I left my job and took some time to assess opportunities that aligned with what I personally find meaningful: knowledge, utility and technology. I remember whipping out my phone and scrolling through all the apps (tech) I had downloaded, trying to find what is useful and value-adding to my life. There shone, in all its glory, the luminous Wise app icon! An app that I often used to transfer money across the two countries I call home, and after every use, left me feeling happy about having saved some money (utility). The third year of my degree was spent working on an empirical dissertation that kindled a passion for research and statistics. I felt a thrill in uncovering human behaviour by assessing ideas through numbers. Therefore, I saw analytics (knowledge) as a space I’d enjoy being challenged by.
I had simple data skills and so spent 10 hours a day for two weeks brushing up on SQL and python to give my best to Wise’s analytics take-home exercise. I passed the exercise, as well as the following interviews, to finally land the job in March last year.
At Wise, my personal goal is to help democratise finance. It’s embroiled in an old banking system with a knowledge gap between genders and classes. Being embedded in the Conversion team, my work primarily focuses on analysing new user experiences and the journey from their first visit to registering at Wise and making sure they find the right product for their needs. Recently, we’ve been working on a funnel analysis to assess how the chronological orders of products users onboard create a significant impact on our user-centred KPIs. The findings will feed into our recommendations on which order to cross-sell products to the users to maximise their savings. We’re then looking to run an A/B test to validate our hypothesis.
The above outlines one of many interesting projects conversion analytics is working on. We also co-work on projects with analysts in other teams and Wise’s diversity makes these projects a novelty to work on. We get to collaborate with people from all cultures and walks of life, and the one most valuable personal takeaway is the friendships we build through this.
Analytics has developed into one of the strongest core functions behind decision making at companies today (as it is at Wise). Before going into analytical methodologies, the groundwork requires ideation, hypothesis creation, assessing measures, all of which are informed by our knowledge and bias.
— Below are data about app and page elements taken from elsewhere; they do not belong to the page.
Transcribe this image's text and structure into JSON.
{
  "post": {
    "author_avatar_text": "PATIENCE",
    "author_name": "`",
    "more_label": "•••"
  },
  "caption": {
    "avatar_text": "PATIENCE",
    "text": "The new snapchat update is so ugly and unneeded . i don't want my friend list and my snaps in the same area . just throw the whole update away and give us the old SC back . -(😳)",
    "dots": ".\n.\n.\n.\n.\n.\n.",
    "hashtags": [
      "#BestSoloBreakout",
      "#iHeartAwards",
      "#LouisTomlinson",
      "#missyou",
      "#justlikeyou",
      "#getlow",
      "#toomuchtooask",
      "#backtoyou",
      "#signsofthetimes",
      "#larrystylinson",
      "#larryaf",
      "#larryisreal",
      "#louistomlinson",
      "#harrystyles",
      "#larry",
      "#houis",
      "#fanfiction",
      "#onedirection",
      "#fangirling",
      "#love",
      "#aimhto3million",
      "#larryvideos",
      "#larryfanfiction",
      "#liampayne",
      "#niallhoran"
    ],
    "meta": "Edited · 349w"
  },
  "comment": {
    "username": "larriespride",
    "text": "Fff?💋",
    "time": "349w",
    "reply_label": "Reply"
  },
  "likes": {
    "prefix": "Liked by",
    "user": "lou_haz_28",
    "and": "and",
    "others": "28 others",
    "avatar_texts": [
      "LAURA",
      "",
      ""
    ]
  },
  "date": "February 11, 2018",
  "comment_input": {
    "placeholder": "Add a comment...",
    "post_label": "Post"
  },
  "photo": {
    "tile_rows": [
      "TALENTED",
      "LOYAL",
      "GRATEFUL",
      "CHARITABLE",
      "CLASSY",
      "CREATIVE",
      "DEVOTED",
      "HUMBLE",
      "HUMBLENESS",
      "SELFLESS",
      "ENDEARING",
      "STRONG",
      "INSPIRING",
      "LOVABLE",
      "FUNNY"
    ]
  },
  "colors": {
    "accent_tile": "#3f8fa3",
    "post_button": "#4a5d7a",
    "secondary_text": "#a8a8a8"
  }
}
When done by a room of predominantly males, we only create half the picture. There is so much we miss when women aren’t included in setting the rhetoric. Together we can bring to the table diverse schools of thought and can help work through each other’s inherent biases, making our ideas, hypotheses and analytics more robust.
2022’s theme for International Women’s Day is #BreaktheBias. For me, this draws a parallel to Caroline Criado Perez’s book ‘Invisible Women’ where the implications of the absence of women and people of colour in STEM rooms leads to the creation of technology whose design is optimised solely for the white male. The same applies to analytics. When decisions are based on analytics done by a homogeneous group, those decisions overpoweringly benefit that very homogenous group. We need more women in analytics so that we can peel the curtain to reveal the full picture, upon which decisions can be made to benefit everyone.
As a woman, I always gravitated towards creative, aesthetic disciplines and never considered science or mathematics seriously (due to the mental conditioning around these being subjects for males). Numbers were always daunting to me until I played with a python code that allowed me to create geometric shapes on loop and form beautiful designs. This opened up my mind to a world of possibilities within coding and I couldn’t get enough of it. Through my exploration, I gravitated towards analytics given my university experience of writing an empirical dissertation. Analytics can be what you want it to be. It can be creative, it can be practical, it can be abstract. You just have to dive in through the channel you love!